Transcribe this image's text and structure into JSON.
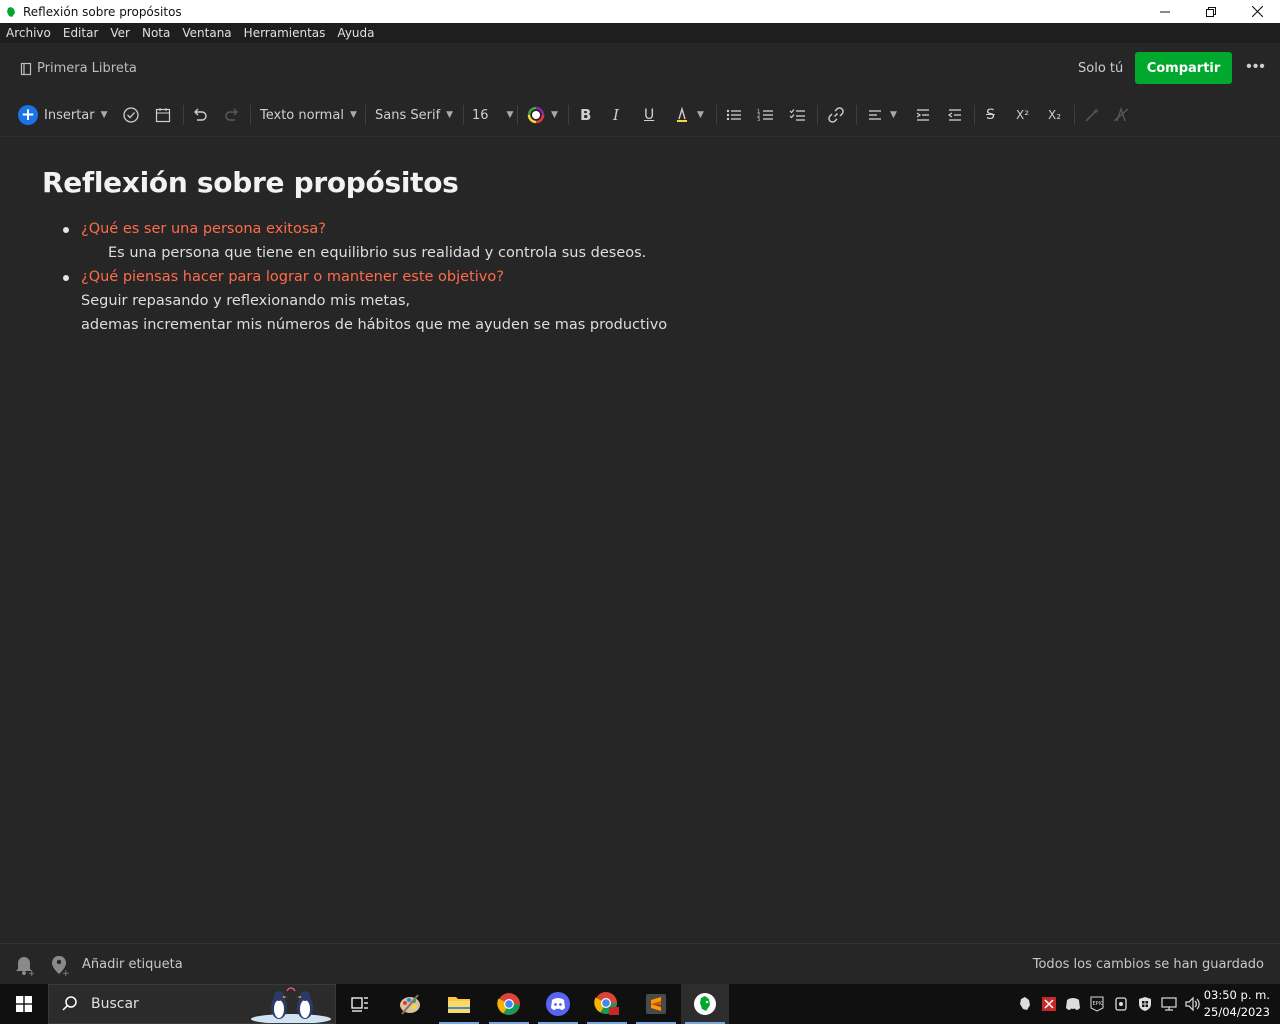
{
  "window": {
    "title": "Reflexión sobre propósitos",
    "controls": [
      "minimize",
      "restore",
      "close"
    ]
  },
  "menubar": {
    "items": [
      "Archivo",
      "Editar",
      "Ver",
      "Nota",
      "Ventana",
      "Herramientas",
      "Ayuda"
    ]
  },
  "header": {
    "notebook": "Primera Libreta",
    "visibility": "Solo tú",
    "share_label": "Compartir",
    "more_icon": "more-horizontal-icon"
  },
  "toolbar": {
    "insert_label": "Insertar",
    "text_style": "Texto normal",
    "font_family": "Sans Serif",
    "font_size": "16",
    "bold": "B",
    "italic": "I",
    "underline": "U",
    "strikethrough": "S",
    "superscript": "X²",
    "subscript": "X₂"
  },
  "note": {
    "title": "Reflexión sobre propósitos",
    "q1": "¿Qué es ser una persona exitosa?",
    "a1": "Es una persona que tiene en equilibrio sus realidad y controla sus deseos.",
    "q2": "¿Qué piensas hacer para lograr o mantener este objetivo?",
    "a2_line1": "Seguir repasando y reflexionando mis metas,",
    "a2_line2": "ademas incrementar mis números de hábitos que me ayuden se mas productivo"
  },
  "footer": {
    "add_tag": "Añadir etiqueta",
    "save_status": "Todos los cambios se han guardado"
  },
  "taskbar": {
    "search_placeholder": "Buscar",
    "time": "03:50 p. m.",
    "date": "25/04/2023"
  },
  "colors": {
    "accent_green": "#00a82d",
    "question_orange": "#ff6b4a",
    "background": "#262626"
  }
}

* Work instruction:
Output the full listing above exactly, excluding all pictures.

* Result:
Transcribe this image's text and structure into JSON.
{
  "window": {
    "title": "Reflexión sobre propósitos",
    "controls": [
      "minimize",
      "restore",
      "close"
    ]
  },
  "menubar": {
    "items": [
      "Archivo",
      "Editar",
      "Ver",
      "Nota",
      "Ventana",
      "Herramientas",
      "Ayuda"
    ]
  },
  "header": {
    "notebook": "Primera Libreta",
    "visibility": "Solo tú",
    "share_label": "Compartir",
    "more_icon": "more-horizontal-icon"
  },
  "toolbar": {
    "insert_label": "Insertar",
    "text_style": "Texto normal",
    "font_family": "Sans Serif",
    "font_size": "16",
    "bold": "B",
    "italic": "I",
    "underline": "U",
    "strikethrough": "S",
    "superscript": "X²",
    "subscript": "X₂"
  },
  "note": {
    "title": "Reflexión sobre propósitos",
    "q1": "¿Qué es ser una persona exitosa?",
    "a1": "Es una persona que tiene en equilibrio sus realidad y controla sus deseos.",
    "q2": "¿Qué piensas hacer para lograr o mantener este objetivo?",
    "a2_line1": "Seguir repasando y reflexionando mis metas,",
    "a2_line2": "ademas incrementar mis números de hábitos que me ayuden se mas productivo"
  },
  "footer": {
    "add_tag": "Añadir etiqueta",
    "save_status": "Todos los cambios se han guardado"
  },
  "taskbar": {
    "search_placeholder": "Buscar",
    "time": "03:50 p. m.",
    "date": "25/04/2023"
  },
  "colors": {
    "accent_green": "#00a82d",
    "question_orange": "#ff6b4a",
    "background": "#262626"
  }
}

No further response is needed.